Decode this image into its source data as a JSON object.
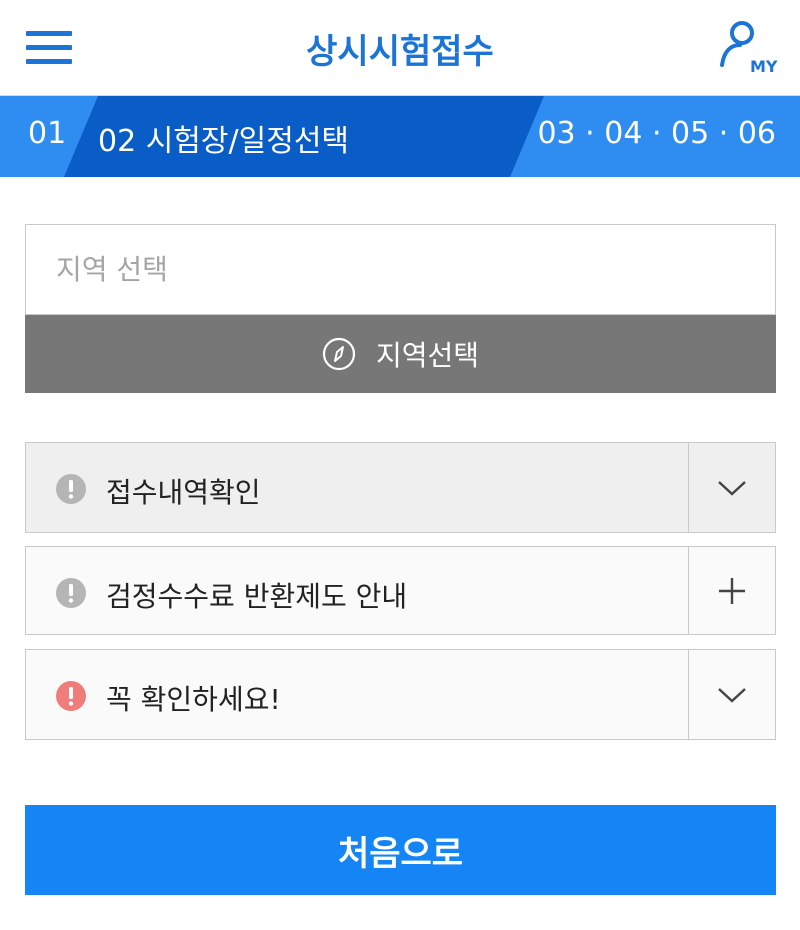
{
  "header": {
    "title": "상시시험접수",
    "my_label": "MY"
  },
  "steps": {
    "first": "01",
    "current": "02  시험장/일정선택",
    "rest": "03 · 04 · 05 · 06"
  },
  "region": {
    "placeholder": "지역 선택",
    "button_label": "지역선택"
  },
  "accordions": [
    {
      "label": "접수내역확인",
      "icon": "info-gray-icon",
      "toggle": "chevron-down-icon"
    },
    {
      "label": "검정수수료 반환제도 안내",
      "icon": "info-gray-icon",
      "toggle": "plus-icon"
    },
    {
      "label": "꼭 확인하세요!",
      "icon": "alert-red-icon",
      "toggle": "chevron-down-icon"
    }
  ],
  "home_button_label": "처음으로",
  "colors": {
    "brand_blue": "#1b74d6",
    "step_bar": "#2f8cf0",
    "step_active": "#0a5cc7",
    "region_button": "#777777",
    "primary_button": "#1584f5",
    "alert_red": "#f07c7c",
    "info_gray": "#b5b5b5"
  }
}
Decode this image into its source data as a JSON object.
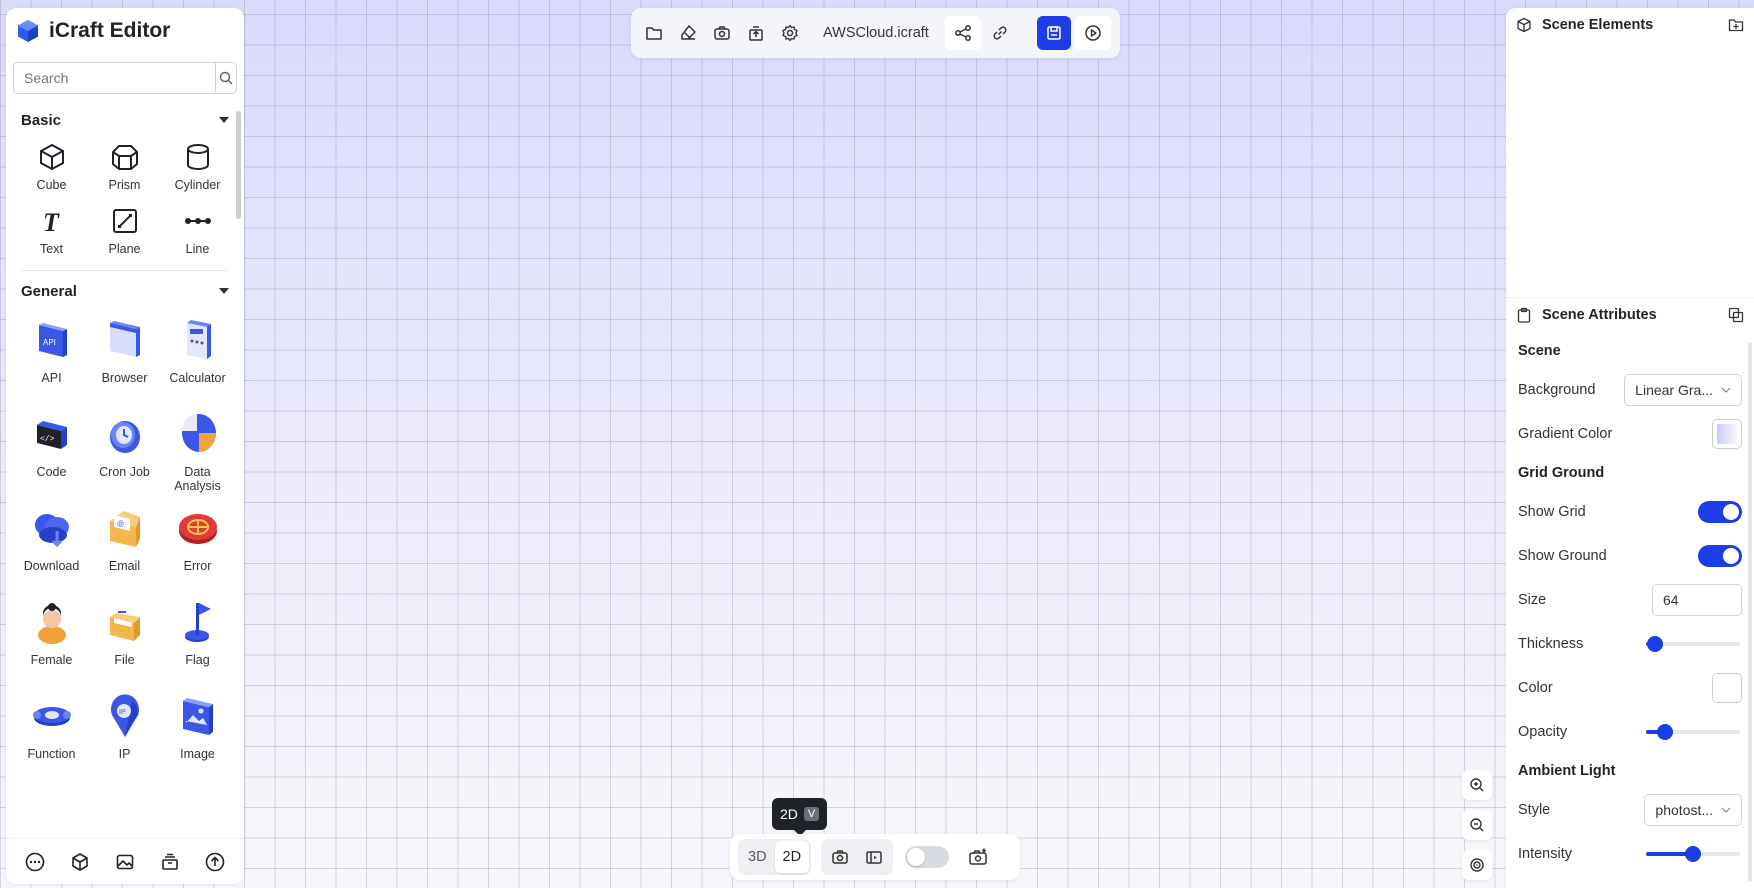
{
  "app": {
    "title": "iCraft Editor"
  },
  "search": {
    "placeholder": "Search"
  },
  "categories": {
    "basic": {
      "label": "Basic",
      "items": [
        "Cube",
        "Prism",
        "Cylinder",
        "Text",
        "Plane",
        "Line"
      ]
    },
    "general": {
      "label": "General",
      "items": [
        "API",
        "Browser",
        "Calculator",
        "Code",
        "Cron Job",
        "Data Analysis",
        "Download",
        "Email",
        "Error",
        "Female",
        "File",
        "Flag",
        "Function",
        "IP",
        "Image"
      ]
    }
  },
  "toolbar": {
    "filename": "AWSCloud.icraft"
  },
  "right": {
    "elements_title": "Scene Elements",
    "attributes_title": "Scene Attributes",
    "scene_label": "Scene",
    "background_label": "Background",
    "background_value": "Linear Gra...",
    "gradient_label": "Gradient Color",
    "grid_ground_label": "Grid Ground",
    "show_grid_label": "Show Grid",
    "show_ground_label": "Show Ground",
    "size_label": "Size",
    "size_value": "64",
    "thickness_label": "Thickness",
    "thickness_value": 0.1,
    "color_label": "Color",
    "opacity_label": "Opacity",
    "opacity_value": 0.2,
    "ambient_label": "Ambient Light",
    "style_label": "Style",
    "style_value": "photost...",
    "intensity_label": "Intensity",
    "intensity_value": 0.5
  },
  "bottom": {
    "mode_3d": "3D",
    "mode_2d": "2D",
    "tooltip_label": "2D",
    "tooltip_key": "V"
  },
  "colors": {
    "accent": "#1d3de6",
    "gradient_swatch": "#d9dafc"
  }
}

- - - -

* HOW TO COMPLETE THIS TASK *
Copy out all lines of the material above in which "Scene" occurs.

* SOLVED PROBLEM *
    "elements_title": "Scene Elements",
    "attributes_title": "Scene Attributes",
    "scene_label": "Scene",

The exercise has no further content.